**What to produce**
From the entries below, pull out each line where "Percentage" appears.

**Exercise materials**
##########

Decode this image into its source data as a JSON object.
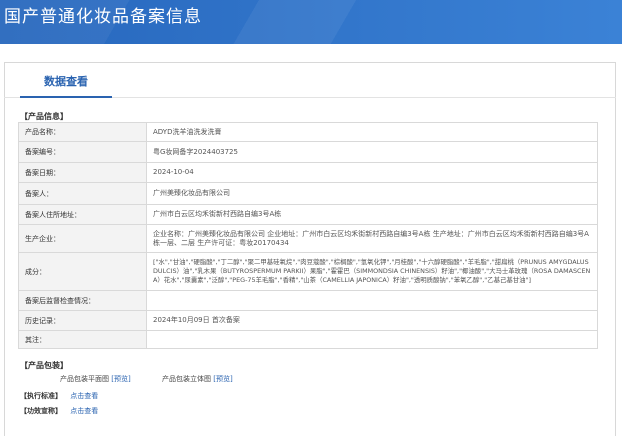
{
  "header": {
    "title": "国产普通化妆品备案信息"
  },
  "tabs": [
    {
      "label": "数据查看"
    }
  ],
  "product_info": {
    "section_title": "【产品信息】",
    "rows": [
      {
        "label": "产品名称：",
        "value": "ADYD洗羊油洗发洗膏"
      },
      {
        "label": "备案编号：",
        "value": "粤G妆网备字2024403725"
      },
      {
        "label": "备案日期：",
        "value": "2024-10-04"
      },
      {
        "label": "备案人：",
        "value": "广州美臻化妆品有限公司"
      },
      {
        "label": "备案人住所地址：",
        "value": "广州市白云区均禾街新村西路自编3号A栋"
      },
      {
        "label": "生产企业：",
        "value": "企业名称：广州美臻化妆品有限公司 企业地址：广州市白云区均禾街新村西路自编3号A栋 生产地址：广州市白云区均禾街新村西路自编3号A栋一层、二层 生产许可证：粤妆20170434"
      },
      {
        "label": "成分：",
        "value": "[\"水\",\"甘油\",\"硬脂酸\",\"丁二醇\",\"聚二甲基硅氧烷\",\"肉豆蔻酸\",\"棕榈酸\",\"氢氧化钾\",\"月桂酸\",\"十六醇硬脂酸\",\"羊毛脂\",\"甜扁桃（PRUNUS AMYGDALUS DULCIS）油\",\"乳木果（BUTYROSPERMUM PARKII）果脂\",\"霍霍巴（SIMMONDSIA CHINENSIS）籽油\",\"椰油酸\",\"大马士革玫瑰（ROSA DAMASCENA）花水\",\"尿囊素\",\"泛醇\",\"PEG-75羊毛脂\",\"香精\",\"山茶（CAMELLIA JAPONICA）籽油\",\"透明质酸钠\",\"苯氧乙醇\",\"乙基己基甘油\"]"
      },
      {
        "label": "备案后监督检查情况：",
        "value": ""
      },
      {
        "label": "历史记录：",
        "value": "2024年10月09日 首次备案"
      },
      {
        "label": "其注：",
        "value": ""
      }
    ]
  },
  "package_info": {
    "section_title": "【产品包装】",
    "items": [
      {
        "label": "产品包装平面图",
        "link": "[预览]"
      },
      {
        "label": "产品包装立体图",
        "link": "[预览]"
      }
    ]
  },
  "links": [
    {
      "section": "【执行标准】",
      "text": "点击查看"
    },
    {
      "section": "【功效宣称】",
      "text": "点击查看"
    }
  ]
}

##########

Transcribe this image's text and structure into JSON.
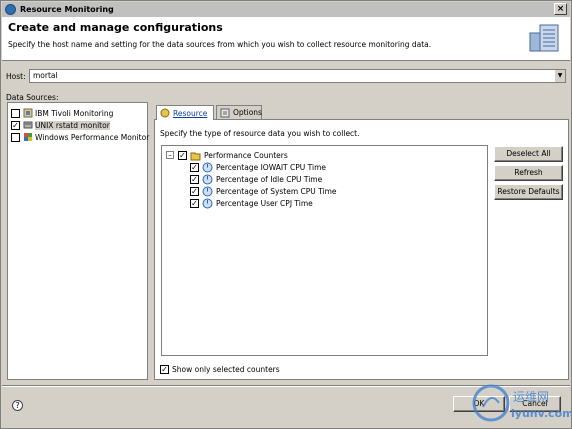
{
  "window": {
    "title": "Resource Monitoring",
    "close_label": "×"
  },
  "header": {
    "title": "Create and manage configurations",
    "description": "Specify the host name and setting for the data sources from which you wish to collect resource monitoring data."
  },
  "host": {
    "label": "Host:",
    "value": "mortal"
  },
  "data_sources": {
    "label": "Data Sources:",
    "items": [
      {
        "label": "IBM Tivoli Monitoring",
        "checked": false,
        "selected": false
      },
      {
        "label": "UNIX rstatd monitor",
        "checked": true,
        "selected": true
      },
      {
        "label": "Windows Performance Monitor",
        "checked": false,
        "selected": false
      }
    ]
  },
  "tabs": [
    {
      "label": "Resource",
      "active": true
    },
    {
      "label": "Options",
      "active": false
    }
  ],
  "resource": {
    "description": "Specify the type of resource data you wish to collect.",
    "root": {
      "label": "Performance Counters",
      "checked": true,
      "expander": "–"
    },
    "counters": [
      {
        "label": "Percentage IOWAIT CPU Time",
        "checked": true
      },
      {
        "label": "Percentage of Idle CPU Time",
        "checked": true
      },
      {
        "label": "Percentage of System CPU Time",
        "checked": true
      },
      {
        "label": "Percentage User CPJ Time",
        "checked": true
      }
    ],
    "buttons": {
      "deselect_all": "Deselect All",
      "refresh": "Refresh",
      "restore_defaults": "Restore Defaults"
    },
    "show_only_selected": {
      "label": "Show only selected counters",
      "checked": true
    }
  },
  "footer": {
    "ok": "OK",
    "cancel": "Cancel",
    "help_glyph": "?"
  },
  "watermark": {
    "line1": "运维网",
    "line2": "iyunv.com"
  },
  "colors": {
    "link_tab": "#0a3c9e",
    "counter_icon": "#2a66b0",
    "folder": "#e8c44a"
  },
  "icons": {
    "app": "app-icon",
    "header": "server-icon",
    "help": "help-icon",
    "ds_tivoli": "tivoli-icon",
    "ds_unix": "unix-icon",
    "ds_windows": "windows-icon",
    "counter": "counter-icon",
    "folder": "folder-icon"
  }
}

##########

**Expected output**
        "label": "Percentage IOWAIT CPU Time",
        "label": "Percentage of Idle CPU Time",
        "label": "Percentage of System CPU Time",
        "label": "Percentage User CPJ Time",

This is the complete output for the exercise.